While we were at the Penelope Barker House/Welcome Center we noticed a lighthouse just across the water from us. Like I have said, it was very hot so we did not walk over there. But, I do want to sometime, when I feel like I can climb the steps without melting.
The Roanoke River Lighthouse was built around 1886 and is believed to be the last remaining original square screw-pile lighthouse in existence. (More about screw-piles in a minute)
Once there were 15 screw-pile light stations along the North Carolina inland waterways. This particular lighthouse was in the Albemarle Sound marking the entrance to the Roanoke River near Plymouth.
In 1941 the lighthouse was decommissioned. So there it sat, all alone and abandoned until 1955 when the Federal government (yep, our government was at it again, destroying our history) ordered the decommissioned lighthouses moved or done away with.
A Mr. Tate bought three of them but two did not survive the move. I guess that pretty much disheartened Mr. Tate. He lost interest so an Emmett Wiggins bought the last surviving lighthouse from Mr. Tate and performed what people call an engineering feat by transporting it to Edenton. Mr. Wiggins lived in it until 1995 and it remained in his family until after he had passed away.
In 2012 the lighthouse was moved to it's permanent location in Edenton Bay. In 2014 it was open to the public.
Now for screw-piles. What you may ask are screw-piles. You may have seen pilings driven into the mud beneath the water of rivers, lakes and other bodies of water. Here is some information that is posted just above a screw-pile in the hallway of the Barker House.
(click on picture to read more clearly)
This is the last post of our visit to Colonial Park in Edenton, North Carolina.

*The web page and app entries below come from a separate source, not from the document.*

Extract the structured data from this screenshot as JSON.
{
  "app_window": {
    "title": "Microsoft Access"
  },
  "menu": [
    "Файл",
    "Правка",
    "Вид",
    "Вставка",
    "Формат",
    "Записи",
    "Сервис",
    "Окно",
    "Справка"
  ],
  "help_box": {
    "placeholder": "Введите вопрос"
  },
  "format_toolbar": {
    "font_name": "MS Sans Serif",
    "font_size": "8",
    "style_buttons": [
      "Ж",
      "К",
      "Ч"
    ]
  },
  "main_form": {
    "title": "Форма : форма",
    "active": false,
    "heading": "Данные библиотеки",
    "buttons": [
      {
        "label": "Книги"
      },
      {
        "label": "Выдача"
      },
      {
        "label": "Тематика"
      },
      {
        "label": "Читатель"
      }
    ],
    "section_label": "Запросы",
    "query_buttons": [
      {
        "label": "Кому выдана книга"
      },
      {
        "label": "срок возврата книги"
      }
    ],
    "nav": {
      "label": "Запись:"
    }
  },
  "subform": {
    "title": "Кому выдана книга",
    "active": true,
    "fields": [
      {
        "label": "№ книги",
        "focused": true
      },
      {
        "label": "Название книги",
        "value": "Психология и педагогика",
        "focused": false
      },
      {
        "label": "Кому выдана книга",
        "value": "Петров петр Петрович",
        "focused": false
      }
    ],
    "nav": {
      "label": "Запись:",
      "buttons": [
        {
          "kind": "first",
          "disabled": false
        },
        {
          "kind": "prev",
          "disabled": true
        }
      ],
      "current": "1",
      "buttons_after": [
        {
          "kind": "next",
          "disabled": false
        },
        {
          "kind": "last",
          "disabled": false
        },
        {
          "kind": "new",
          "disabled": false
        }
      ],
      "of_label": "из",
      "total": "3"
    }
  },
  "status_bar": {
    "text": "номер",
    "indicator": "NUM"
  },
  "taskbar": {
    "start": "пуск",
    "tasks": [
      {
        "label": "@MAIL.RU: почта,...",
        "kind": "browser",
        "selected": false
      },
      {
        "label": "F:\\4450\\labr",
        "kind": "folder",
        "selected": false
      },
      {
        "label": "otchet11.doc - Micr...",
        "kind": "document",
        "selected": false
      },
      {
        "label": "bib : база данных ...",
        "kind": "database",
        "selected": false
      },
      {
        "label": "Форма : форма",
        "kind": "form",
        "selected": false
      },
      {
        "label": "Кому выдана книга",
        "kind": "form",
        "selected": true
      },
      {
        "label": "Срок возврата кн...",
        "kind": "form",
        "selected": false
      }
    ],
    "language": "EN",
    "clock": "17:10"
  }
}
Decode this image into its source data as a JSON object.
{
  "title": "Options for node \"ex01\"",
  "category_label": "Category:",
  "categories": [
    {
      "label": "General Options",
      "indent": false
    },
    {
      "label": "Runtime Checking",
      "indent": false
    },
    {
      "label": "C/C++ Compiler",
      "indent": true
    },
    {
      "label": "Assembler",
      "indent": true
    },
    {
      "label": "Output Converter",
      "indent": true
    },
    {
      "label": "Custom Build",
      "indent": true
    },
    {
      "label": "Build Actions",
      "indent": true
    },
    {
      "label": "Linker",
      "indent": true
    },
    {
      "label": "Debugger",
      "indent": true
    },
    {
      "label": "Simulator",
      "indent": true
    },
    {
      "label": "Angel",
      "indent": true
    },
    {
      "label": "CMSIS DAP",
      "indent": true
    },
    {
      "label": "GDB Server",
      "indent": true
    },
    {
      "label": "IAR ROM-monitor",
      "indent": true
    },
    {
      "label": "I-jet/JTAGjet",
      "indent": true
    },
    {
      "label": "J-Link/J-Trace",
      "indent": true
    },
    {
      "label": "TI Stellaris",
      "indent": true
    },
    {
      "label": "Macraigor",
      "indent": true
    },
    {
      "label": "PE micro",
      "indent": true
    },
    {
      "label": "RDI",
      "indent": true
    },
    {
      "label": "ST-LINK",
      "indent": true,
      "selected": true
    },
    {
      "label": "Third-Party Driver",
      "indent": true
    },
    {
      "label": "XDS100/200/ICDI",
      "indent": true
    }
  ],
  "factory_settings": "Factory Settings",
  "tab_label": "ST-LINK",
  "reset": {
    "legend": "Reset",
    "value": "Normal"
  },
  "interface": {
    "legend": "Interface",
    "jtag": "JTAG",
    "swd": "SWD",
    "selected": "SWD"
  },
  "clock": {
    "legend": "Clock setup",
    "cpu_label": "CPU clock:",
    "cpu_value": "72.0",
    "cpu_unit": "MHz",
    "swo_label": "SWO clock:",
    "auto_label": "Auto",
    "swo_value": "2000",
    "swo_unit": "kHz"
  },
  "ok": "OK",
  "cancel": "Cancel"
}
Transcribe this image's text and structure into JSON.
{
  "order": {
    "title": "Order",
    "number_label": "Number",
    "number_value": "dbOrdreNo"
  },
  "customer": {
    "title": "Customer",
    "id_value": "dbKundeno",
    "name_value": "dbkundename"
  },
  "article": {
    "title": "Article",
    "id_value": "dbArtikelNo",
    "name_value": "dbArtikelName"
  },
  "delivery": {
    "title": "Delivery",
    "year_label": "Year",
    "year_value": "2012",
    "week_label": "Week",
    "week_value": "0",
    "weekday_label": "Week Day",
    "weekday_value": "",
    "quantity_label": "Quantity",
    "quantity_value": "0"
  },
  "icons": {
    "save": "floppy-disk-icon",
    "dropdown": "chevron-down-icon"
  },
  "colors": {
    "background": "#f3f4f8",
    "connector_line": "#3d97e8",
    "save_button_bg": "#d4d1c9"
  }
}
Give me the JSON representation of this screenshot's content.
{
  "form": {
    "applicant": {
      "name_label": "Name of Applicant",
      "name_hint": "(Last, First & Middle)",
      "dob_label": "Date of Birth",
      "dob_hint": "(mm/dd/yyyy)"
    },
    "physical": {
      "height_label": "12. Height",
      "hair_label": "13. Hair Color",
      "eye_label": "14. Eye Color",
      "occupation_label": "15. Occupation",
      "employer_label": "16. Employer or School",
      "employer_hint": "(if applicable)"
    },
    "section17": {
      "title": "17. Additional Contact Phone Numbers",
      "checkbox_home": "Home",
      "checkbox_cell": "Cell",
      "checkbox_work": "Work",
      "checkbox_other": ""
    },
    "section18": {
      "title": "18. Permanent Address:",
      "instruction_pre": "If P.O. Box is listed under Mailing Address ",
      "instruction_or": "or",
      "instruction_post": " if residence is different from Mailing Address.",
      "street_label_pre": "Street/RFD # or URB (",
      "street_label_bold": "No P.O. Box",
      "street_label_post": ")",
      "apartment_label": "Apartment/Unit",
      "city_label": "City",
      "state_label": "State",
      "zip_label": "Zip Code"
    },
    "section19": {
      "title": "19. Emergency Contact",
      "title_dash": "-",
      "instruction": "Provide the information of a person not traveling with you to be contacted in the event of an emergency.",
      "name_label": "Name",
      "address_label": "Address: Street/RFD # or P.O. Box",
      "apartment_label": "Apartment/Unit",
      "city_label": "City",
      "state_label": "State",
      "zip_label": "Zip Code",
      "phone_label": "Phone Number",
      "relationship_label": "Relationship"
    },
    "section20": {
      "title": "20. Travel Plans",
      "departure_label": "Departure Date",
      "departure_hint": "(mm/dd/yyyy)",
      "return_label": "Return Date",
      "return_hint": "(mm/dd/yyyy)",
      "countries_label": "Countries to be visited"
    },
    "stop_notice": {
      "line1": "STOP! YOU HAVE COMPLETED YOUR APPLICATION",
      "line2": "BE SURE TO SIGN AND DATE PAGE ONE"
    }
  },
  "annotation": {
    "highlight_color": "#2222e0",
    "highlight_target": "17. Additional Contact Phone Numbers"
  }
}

There is more to come of the rest of our trip to Edenton so come back often for that.
If you missed the last of the two Edenton posts that I have done, you can catch the last one HERE